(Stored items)

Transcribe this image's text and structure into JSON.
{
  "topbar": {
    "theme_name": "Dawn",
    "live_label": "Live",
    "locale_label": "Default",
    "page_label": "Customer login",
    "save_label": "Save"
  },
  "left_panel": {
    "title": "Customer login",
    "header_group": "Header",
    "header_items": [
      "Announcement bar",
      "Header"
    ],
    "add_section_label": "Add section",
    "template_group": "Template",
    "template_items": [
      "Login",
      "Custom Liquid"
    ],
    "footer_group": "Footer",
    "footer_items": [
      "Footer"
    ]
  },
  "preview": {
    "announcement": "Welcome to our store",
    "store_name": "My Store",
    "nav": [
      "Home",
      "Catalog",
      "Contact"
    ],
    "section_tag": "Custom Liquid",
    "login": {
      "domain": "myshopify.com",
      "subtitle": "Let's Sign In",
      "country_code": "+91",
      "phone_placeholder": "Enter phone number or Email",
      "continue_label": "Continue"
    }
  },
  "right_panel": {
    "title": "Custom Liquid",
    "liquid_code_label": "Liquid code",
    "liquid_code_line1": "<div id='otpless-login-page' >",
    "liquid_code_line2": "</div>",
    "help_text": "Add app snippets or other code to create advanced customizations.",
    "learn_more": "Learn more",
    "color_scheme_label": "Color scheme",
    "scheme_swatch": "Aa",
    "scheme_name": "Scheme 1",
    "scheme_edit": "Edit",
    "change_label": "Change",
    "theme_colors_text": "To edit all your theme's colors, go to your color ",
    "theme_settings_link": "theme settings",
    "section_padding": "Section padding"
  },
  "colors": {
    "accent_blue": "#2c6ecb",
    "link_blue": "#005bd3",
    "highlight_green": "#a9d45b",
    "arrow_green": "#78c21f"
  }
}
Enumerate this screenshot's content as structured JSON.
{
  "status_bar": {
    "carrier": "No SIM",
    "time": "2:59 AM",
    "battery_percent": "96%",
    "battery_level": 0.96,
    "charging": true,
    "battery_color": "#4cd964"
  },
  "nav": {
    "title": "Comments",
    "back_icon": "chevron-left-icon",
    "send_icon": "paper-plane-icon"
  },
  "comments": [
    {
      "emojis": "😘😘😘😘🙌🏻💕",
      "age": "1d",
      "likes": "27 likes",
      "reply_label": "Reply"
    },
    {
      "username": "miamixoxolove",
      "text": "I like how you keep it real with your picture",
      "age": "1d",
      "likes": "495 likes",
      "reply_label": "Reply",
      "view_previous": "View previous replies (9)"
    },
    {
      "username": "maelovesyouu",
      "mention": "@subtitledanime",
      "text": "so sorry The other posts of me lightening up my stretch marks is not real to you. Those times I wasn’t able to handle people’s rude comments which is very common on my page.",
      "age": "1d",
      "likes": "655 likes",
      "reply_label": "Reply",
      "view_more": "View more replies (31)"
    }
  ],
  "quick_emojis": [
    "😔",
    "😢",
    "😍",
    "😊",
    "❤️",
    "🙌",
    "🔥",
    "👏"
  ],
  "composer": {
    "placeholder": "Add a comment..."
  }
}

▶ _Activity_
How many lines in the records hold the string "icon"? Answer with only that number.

▶ _Task result_
2